37.  Controlling Concurrent Access to Entity Data with Locking

38.  Using a Second-Level Cache with Java Persistence API Applications

Part VII Security

39.  Introduction to Security in the Java EE Platform

40.  Getting Started Securing Web Applications

41.  Getting Started Securing Enterprise Applications

42.  Java EE Security: Advanced Topics

Part VIII Java EE Supporting Technologies

43.  Introduction to Java EE Supporting Technologies

44.  Transactions

45.  Resources and Resource Adapters

46.  The Resource Adapter Example

47.  Java Message Service Concepts

48.  Java Message Service Examples

49.  Bean Validation: Advanced Topics

50.  Using Java EE Interceptors

Part IX Case Studies

51.  Duke's Bookstore Case Study Example

52.  Duke's Tutoring Case Study Example

53.  Duke's Forest Case Study Example



Debugging Java EE Applications

This section explains how to determine what is causing an error in your application deployment or execution.

Using the Server Log

One way to debug applications is to look at the server log in domain-dir/logs/server.log. The log contains output from the GlassFish Server and your applications. You can log messages from any Java class in your application with System.out.println and the Java Logging APIs (documented at and from web components with the ServletContext.log method.

If you use NetBeans IDE, logging output appears in the Output window as well as the server log.

If you start the GlassFish Server with the --verbose flag, all logging and debugging output will appear on the terminal window or command prompt and the server log. If you start the GlassFish Server in the background, debugging information is available only in the log. You can view the server log with a text editor or with the Administration Console log viewer.

To Use the Administration Console Log Viewer

  1. Select the GlassFish Server node.
  2. Click the View Log Files button.

    The log viewer opens and displays the last 40 entries.

  3. To display other entries, follow these steps.
    1. Click the Modify Search button.
    2. Specify any constraints on the entries you want to see.
    3. Click the Search button at the top of the log viewer.

Using a Debugger
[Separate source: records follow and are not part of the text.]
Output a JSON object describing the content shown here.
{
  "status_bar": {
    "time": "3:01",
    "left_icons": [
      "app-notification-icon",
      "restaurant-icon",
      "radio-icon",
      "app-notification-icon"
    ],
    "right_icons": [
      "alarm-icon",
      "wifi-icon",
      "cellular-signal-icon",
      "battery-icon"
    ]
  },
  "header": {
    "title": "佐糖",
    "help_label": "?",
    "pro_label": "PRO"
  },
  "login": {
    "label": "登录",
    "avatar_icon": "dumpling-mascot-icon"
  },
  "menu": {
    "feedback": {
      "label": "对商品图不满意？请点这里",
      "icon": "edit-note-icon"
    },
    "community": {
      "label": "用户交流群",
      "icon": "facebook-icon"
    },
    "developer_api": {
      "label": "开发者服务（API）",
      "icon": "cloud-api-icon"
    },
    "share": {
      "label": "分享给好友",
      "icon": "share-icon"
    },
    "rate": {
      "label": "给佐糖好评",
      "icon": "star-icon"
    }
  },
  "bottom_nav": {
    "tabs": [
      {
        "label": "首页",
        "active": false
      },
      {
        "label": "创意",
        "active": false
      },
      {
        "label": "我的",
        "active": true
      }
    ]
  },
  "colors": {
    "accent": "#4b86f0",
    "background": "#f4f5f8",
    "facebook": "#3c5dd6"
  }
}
The GlassFish Server supports the Java Platform Debugger Architecture (JPDA). With JPDA, you can configure the GlassFish Server to communicate debugging information using a socket.

To Debug an Application Using a Debugger

  1. Enable debugging in the GlassFish Server using the Administration Console:
    1. Expand the Configurations node, then expand the server-config node.
    2. Select the JVM Settings node. The default debug options are set to:
      -Xdebug -Xrunjdwp:transport=dt_socket,server=y,suspend=n,address=9009

      As you can see, the default debugger socket port is 9009. You can change it to a port not in use by the GlassFish Server or another service.

    3. Select the Debug Enabled check box.
    4. Click the Save button.
  2. Stop the GlassFish Server and then restart it.